___ Dataset records ___

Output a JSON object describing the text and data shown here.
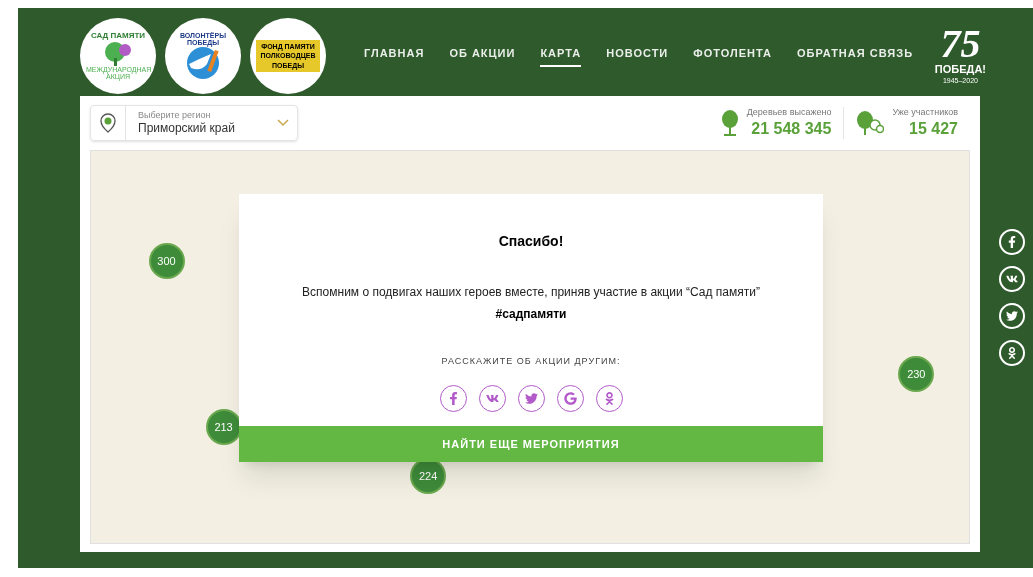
{
  "logos": [
    {
      "kind": "garden",
      "title": "САД ПАМЯТИ",
      "subtitle": "МЕЖДУНАРОДНАЯ АКЦИЯ"
    },
    {
      "kind": "volunteers",
      "title": "ВОЛОНТЁРЫ ПОБЕДЫ"
    },
    {
      "kind": "fund",
      "title": "ФОНД ПАМЯТИ ПОЛКОВОДЦЕВ ПОБЕДЫ"
    }
  ],
  "nav": [
    {
      "label": "ГЛАВНАЯ",
      "selected": false
    },
    {
      "label": "ОБ АКЦИИ",
      "selected": false
    },
    {
      "label": "КАРТА",
      "selected": true
    },
    {
      "label": "НОВОСТИ",
      "selected": false
    },
    {
      "label": "ФОТОЛЕНТА",
      "selected": false
    },
    {
      "label": "ОБРАТНАЯ СВЯЗЬ",
      "selected": false
    }
  ],
  "anniversary": {
    "number": "75",
    "title": "ПОБЕДА!",
    "years": "1945–2020"
  },
  "region": {
    "label": "Выберите регион",
    "value": "Приморский край"
  },
  "stats": [
    {
      "kind": "tree",
      "label": "Деревьев высажено",
      "value": "21 548 345"
    },
    {
      "kind": "people",
      "label": "Уже участников",
      "value": "15 427"
    }
  ],
  "clusters": [
    {
      "count": "300"
    },
    {
      "count": "213"
    },
    {
      "count": "224"
    },
    {
      "count": "230"
    }
  ],
  "modal": {
    "title": "Спасибо!",
    "text": "Вспомним о подвигах наших героев вместе, приняв участие в акции “Сад памяти”",
    "hashtag": "#садпамяти",
    "share_label": "РАССКАЖИТЕ ОБ АКЦИИ ДРУГИМ:",
    "share": [
      {
        "kind": "facebook"
      },
      {
        "kind": "vk"
      },
      {
        "kind": "twitter"
      },
      {
        "kind": "google"
      },
      {
        "kind": "ok"
      }
    ],
    "button": "НАЙТИ ЕЩЕ МЕРОПРИЯТИЯ"
  },
  "side_social": [
    {
      "kind": "facebook"
    },
    {
      "kind": "vk"
    },
    {
      "kind": "twitter"
    },
    {
      "kind": "ok"
    }
  ]
}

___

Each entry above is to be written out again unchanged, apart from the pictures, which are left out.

▶ [Solution to this exercise]
Output a JSON object describing the text and data shown here.
{
  "logos": [
    {
      "kind": "garden",
      "title": "САД ПАМЯТИ",
      "subtitle": "МЕЖДУНАРОДНАЯ АКЦИЯ"
    },
    {
      "kind": "volunteers",
      "title": "ВОЛОНТЁРЫ ПОБЕДЫ"
    },
    {
      "kind": "fund",
      "title": "ФОНД ПАМЯТИ ПОЛКОВОДЦЕВ ПОБЕДЫ"
    }
  ],
  "nav": [
    {
      "label": "ГЛАВНАЯ",
      "selected": false
    },
    {
      "label": "ОБ АКЦИИ",
      "selected": false
    },
    {
      "label": "КАРТА",
      "selected": true
    },
    {
      "label": "НОВОСТИ",
      "selected": false
    },
    {
      "label": "ФОТОЛЕНТА",
      "selected": false
    },
    {
      "label": "ОБРАТНАЯ СВЯЗЬ",
      "selected": false
    }
  ],
  "anniversary": {
    "number": "75",
    "title": "ПОБЕДА!",
    "years": "1945–2020"
  },
  "region": {
    "label": "Выберите регион",
    "value": "Приморский край"
  },
  "stats": [
    {
      "kind": "tree",
      "label": "Деревьев высажено",
      "value": "21 548 345"
    },
    {
      "kind": "people",
      "label": "Уже участников",
      "value": "15 427"
    }
  ],
  "clusters": [
    {
      "count": "300"
    },
    {
      "count": "213"
    },
    {
      "count": "224"
    },
    {
      "count": "230"
    }
  ],
  "modal": {
    "title": "Спасибо!",
    "text": "Вспомним о подвигах наших героев вместе, приняв участие в акции “Сад памяти”",
    "hashtag": "#садпамяти",
    "share_label": "РАССКАЖИТЕ ОБ АКЦИИ ДРУГИМ:",
    "share": [
      {
        "kind": "facebook"
      },
      {
        "kind": "vk"
      },
      {
        "kind": "twitter"
      },
      {
        "kind": "google"
      },
      {
        "kind": "ok"
      }
    ],
    "button": "НАЙТИ ЕЩЕ МЕРОПРИЯТИЯ"
  },
  "side_social": [
    {
      "kind": "facebook"
    },
    {
      "kind": "vk"
    },
    {
      "kind": "twitter"
    },
    {
      "kind": "ok"
    }
  ]
}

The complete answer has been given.